Come March, Valeria Luiselli may become the first Mexican winner of a National Book Critics Circle Award. Luiselli’s “The Story of My Teeth” – a six-part novel that tells the story of Gustavo “Highway” Sánchez Sánchez’s mission to sell and upgrade every single one of his teeth – is one of 30 finalists for the award.
The 32 year-old’s work of fiction will go up against “The Sellout” by Paul Beatty, “Fates and Furies” by Lauren Groff, “The Tsar of Love and Techno” by Anthony Marra, and “Eileen” by Ottessa Moshfegh, according to The Washington Post.
If she doesn’t win, Luiselli will still be the second Mexican to ever be named a finalist in the 40 years the National Book Critics Circle has been awarding its series of literary awards. She was commissioned to write the novel by the Galería Jumex catalog. Her book was originally published in Mexico, but was translated by Christina MacSweeney in 2015.
La Jornada reports that the only non-native English-speaking authors to have won are Roberto Bolaño, W. G. Sebald, Bharati Mukherjee, Kiran Desai and Chimamanda Ngozi Adichie.
Since the award is decided by critics, we included snippets of five reviews below:
Editor’s Note: An original version of this post stated Ms. Luiselli was the first Mexican novelist to ever be a finalist for the NBCC award – an honor which actually goes to Reyna Grande. The post has been corrected.
The New York Times

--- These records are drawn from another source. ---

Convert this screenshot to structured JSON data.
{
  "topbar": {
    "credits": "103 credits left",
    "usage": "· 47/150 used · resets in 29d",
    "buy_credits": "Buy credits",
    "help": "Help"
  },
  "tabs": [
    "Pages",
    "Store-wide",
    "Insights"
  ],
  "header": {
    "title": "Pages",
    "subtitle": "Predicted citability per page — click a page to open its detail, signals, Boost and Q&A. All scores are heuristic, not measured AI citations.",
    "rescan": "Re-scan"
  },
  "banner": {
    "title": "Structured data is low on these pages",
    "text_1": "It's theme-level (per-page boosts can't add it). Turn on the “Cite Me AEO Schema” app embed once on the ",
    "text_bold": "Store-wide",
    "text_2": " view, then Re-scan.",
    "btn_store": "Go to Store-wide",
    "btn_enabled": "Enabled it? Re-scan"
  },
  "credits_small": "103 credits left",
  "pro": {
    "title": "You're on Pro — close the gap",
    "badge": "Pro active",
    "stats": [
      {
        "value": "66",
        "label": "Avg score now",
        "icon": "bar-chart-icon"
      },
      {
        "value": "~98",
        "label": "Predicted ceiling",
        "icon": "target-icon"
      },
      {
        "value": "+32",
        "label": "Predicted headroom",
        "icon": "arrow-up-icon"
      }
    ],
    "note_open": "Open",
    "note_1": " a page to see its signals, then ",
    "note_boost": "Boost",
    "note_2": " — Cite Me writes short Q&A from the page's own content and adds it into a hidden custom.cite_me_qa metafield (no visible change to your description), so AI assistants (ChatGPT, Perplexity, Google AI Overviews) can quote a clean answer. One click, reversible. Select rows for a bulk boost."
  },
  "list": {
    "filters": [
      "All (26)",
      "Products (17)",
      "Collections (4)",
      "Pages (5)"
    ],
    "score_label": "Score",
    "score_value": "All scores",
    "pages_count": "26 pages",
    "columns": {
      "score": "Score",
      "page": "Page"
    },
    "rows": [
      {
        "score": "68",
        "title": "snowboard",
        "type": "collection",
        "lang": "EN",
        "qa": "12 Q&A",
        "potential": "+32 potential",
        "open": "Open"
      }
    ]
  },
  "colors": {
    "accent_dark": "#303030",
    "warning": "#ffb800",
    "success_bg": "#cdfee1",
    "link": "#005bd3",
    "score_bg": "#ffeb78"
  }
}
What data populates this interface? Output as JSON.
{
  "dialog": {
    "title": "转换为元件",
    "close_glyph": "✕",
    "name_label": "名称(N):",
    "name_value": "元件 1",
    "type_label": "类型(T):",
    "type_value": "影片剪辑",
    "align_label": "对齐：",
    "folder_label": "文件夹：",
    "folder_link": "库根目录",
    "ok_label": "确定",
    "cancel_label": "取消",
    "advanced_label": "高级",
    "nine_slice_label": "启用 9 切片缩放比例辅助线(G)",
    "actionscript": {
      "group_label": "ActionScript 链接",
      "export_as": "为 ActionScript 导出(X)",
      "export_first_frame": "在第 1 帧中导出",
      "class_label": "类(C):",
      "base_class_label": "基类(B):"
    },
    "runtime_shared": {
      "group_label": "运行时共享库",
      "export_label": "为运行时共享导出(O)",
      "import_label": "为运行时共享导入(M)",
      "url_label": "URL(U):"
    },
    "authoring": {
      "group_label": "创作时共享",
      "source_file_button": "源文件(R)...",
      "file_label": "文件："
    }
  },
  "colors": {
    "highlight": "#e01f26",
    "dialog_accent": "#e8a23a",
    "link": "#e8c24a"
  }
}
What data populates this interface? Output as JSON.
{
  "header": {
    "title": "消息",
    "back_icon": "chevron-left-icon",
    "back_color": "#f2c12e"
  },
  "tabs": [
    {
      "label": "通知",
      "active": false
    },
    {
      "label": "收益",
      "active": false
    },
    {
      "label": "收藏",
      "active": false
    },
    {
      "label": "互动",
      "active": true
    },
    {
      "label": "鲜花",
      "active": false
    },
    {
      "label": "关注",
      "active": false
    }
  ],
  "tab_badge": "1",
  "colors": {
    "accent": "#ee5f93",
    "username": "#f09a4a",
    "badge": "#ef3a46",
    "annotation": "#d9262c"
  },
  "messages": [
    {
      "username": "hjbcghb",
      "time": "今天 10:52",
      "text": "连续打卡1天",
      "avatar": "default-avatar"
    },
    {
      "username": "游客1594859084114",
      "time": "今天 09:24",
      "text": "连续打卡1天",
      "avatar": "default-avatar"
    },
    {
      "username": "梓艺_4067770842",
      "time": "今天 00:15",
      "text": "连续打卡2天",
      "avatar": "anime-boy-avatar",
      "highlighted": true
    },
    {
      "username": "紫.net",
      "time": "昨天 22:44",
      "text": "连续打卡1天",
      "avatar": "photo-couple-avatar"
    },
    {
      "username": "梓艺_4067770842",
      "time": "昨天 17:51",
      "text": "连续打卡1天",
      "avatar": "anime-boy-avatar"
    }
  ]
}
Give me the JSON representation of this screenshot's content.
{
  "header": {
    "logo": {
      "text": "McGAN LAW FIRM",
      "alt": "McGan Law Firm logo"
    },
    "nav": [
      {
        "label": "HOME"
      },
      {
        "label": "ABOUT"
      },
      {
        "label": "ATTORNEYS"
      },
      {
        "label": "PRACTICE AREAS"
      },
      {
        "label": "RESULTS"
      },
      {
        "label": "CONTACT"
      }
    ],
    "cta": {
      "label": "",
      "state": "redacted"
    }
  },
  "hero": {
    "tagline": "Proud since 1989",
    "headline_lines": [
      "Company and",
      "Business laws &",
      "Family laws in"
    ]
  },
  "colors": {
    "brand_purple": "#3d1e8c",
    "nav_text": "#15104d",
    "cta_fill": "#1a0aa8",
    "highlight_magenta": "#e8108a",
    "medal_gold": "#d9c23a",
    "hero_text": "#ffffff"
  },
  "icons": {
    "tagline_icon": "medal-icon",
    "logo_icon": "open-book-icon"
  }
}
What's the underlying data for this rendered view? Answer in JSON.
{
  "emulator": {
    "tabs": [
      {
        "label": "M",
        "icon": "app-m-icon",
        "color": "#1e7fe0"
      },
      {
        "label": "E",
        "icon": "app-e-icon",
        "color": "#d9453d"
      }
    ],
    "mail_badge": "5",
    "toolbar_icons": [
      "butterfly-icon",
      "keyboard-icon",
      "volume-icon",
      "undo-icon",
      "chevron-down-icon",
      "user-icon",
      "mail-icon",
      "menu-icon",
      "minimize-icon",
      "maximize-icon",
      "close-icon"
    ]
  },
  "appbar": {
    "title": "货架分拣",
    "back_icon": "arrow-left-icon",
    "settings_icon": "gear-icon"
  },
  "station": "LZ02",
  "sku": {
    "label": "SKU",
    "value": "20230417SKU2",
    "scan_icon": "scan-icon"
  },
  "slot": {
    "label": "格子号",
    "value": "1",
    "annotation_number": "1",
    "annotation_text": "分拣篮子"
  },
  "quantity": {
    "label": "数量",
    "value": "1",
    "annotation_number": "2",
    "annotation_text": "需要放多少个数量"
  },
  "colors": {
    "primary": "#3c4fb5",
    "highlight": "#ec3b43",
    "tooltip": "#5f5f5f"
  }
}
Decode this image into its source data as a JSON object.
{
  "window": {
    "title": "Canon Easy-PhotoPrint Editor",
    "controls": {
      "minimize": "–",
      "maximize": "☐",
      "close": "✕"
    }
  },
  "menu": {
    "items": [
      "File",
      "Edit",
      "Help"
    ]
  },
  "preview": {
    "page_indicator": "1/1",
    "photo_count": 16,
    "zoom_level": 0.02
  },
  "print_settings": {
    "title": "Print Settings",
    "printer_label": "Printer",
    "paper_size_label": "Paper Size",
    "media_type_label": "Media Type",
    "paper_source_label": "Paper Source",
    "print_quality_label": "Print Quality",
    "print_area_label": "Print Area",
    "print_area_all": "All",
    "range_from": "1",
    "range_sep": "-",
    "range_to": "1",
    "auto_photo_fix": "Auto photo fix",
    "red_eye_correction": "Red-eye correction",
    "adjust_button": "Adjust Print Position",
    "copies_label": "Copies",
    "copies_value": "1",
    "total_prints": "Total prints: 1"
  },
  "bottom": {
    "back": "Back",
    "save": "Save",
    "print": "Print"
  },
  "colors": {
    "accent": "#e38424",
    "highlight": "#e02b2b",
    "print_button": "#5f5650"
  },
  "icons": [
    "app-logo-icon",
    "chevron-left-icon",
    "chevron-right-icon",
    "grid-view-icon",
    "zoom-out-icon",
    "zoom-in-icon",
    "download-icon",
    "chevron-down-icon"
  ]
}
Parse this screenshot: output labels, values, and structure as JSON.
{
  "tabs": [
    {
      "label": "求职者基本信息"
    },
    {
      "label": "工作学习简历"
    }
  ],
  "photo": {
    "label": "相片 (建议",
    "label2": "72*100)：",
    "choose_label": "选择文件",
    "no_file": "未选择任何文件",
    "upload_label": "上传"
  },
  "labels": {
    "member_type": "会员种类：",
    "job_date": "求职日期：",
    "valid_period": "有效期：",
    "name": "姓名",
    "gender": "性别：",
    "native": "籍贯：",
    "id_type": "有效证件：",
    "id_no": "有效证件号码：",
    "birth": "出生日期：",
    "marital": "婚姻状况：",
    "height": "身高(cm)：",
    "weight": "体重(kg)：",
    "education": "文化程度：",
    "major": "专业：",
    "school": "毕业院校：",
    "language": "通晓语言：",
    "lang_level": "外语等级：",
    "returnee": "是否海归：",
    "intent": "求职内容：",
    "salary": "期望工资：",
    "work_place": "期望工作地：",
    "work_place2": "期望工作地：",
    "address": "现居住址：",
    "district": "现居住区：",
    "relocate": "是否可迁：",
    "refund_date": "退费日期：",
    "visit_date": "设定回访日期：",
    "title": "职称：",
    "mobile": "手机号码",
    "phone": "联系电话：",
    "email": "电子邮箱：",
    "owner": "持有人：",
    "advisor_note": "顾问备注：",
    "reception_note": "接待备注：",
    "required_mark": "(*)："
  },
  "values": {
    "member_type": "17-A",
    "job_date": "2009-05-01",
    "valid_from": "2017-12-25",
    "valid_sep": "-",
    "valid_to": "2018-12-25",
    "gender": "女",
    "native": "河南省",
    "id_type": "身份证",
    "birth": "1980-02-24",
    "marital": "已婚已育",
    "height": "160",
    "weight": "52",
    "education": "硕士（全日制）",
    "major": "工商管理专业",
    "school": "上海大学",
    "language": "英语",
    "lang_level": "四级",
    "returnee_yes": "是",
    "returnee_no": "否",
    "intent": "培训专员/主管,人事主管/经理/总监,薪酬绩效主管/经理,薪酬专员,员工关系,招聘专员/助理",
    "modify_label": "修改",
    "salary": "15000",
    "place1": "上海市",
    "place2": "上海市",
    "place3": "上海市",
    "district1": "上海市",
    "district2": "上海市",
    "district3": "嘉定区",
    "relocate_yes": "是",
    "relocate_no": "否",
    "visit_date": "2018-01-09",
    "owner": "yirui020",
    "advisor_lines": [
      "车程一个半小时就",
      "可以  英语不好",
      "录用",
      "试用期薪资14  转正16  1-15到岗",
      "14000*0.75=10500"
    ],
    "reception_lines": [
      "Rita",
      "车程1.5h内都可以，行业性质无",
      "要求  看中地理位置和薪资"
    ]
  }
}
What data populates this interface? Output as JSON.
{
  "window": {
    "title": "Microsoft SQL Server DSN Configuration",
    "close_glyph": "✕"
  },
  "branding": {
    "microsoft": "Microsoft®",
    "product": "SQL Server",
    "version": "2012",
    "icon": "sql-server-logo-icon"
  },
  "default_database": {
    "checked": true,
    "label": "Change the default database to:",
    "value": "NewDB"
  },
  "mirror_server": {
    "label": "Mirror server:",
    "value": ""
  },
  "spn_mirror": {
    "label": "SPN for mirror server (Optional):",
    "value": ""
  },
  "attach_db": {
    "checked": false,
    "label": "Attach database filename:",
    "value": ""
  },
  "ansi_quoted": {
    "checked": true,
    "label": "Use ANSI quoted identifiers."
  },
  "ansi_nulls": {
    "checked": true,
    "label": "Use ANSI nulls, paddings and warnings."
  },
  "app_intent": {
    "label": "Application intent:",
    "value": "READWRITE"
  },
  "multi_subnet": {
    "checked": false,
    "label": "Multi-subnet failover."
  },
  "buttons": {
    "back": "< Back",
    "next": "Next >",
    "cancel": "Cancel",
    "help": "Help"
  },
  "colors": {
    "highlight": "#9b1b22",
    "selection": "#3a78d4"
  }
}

“Luiselli is an exciting writer to watch, not only for this book, but also for the fresh approach she brings to fiction, one that invites participation and reaction, even skepticism — a living, breathing map.” – Jim Krusoe
“The young Mexican writer Valeria Luiselli’s slim, unnervingly confident new novel is also about the life of objects, and of teeth in particular. Like Roussel, whom she name-checks, Luiselli has clearly produced The Story of My Teeth, her third book translated into English, under peculiar stars.” – Amanda Katz
“Quirky doesn’t begin to capture the wacky inventiveness of Valeria Luiselli’s second novel. The Story of My Teeth is a playful, philosophical funhouse of a read that demonstrates that not only isn’t experimental fiction dead, it needn’t be deadly, either.” –Heller McAlpin